Last month's presidential election was meant to help that. Democracy, at least, was one thing that the U.S.-led forces in the central Asian nation had managed to make work. Instead, the polls have turned into a disaster. Opposition politicians and Western diplomats allege epic-scale ballot-box stuffing, mainly by - but not exclusively - supporters of Karzai. The U.N. says votes in districts where fraud is proved to have taken place should be annulled. Afghanistan's Electoral Complaints Commission has ordered a partial recount of the vote, citing "clear and convincing evidence of fraud." Karzai's closest challenger, Abdullah Abdullah, a former Foreign Minister, decried the vote as "state-engineered fraud."
Yet whether he wins in the first round or is forced into a runoff with Abdullah, Karzai will almost certainly stay in power.
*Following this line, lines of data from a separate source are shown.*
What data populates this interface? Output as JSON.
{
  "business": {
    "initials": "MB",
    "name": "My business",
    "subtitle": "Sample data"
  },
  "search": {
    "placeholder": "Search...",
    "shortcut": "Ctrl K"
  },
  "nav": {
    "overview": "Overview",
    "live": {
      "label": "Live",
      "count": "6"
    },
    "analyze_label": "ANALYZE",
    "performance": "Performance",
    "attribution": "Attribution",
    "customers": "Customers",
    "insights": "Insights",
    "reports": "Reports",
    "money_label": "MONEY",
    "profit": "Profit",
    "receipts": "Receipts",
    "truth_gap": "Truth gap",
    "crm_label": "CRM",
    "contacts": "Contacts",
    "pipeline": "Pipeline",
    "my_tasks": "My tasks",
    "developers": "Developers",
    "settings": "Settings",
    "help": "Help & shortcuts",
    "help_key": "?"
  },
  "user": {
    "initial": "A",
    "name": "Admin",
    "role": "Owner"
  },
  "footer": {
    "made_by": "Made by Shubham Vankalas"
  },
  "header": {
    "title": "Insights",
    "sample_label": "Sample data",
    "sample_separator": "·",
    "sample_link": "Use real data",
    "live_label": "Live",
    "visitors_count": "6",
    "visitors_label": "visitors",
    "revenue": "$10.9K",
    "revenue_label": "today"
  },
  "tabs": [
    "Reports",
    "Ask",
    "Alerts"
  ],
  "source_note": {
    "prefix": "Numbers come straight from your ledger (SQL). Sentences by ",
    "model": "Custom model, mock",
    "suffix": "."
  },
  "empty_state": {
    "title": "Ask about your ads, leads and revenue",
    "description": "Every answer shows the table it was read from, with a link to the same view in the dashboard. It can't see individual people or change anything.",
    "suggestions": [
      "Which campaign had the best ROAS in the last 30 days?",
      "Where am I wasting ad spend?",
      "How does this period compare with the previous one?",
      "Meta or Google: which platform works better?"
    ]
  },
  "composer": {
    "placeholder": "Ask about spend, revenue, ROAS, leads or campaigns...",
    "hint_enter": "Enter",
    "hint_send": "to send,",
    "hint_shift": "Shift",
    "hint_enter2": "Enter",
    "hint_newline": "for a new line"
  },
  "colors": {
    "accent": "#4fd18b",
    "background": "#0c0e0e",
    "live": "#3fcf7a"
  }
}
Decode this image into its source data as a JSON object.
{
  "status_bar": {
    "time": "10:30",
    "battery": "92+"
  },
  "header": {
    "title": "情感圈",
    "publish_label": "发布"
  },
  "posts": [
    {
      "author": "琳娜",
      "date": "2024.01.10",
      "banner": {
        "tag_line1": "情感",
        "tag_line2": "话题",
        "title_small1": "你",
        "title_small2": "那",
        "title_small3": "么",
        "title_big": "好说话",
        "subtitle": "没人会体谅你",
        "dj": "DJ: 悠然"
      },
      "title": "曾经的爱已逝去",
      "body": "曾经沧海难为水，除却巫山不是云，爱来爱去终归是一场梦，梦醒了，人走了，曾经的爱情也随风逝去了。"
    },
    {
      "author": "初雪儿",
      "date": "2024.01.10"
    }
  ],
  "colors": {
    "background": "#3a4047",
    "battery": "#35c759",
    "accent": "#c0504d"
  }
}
That means Washington must continue to deal with him.
The problem is, Karzai's legitimacy is shot. Even before the election, many Afghans (though perhaps not a majority) were angry with him over his failure to curb a system of corruption and patronage that had paralyzed efforts to repair the war-thrashed nation. The international aid community is disheartened by the prospect of another five years of a government that is infested with warlords and drug traffickers. And Washington is fed up with Karzai's duplicity and fecklessness. Despite the fact that he came to power on the back of the U.S.-led invasion of Afghanistan, Karzai used the latest poll as a chance to portray himself as the one Afghan willing to stand up and criticize the way U.S.-led coalition forces have inflicted civilian casualties while chasing the Taliban. "Karzai wants his legacy to be an Afghan leader who stood up against the foreigners," says Haroun Mir, director of Afghanistan's Center for Research and Policy Studies. "He also thinks the international community is trying to undermine him."
Public opinion in both the U.S. and Europe is tiring of bad news from Afghanistan. President Obama faces questions from both the left and right. What is the point of pouring more troops or billions of dollars into Afghanistan, his critics say, when the Taliban seem to be gaining ground and the money simply vanishes into the baggy pockets of Kabul officials?
But if the U.S. quit on Karzai, the result would be disastrous for both Afghanistan and the U.S., says Ashraf Ghani, a U.S.-educated presidential contender. "If the U.S. leaves, it will be 'dog eat dog' here. We'll be the human zoo of the region," says Ghani. Like other Afghan intellectuals, Ghani foresees a grisly scenario in which the Taliban sweeps into Kabul, taking revenge on thousands of "collaborators" who helped Karzai and the Americans. Millions of ordinary Afghan citizens - including those who embraced the Western promises of education for girls, democracy and a place for Afghanistan in the 21st century - would flee the country.
To keep that from happening again, Karzai will need to show results - and fast. For starters, Afghans say he must dismiss corrupt officials, enforce law and order, and use foreign-aid money to build the roads, dams, bridges and schools that he and the international community have long promised but never delivered. This would win back many Afghans and stall the Taliban's advance. But it won't be easy. To secure victory in the recent election, the President had to indebt himself to the very warlords who are strangling the country with their greed.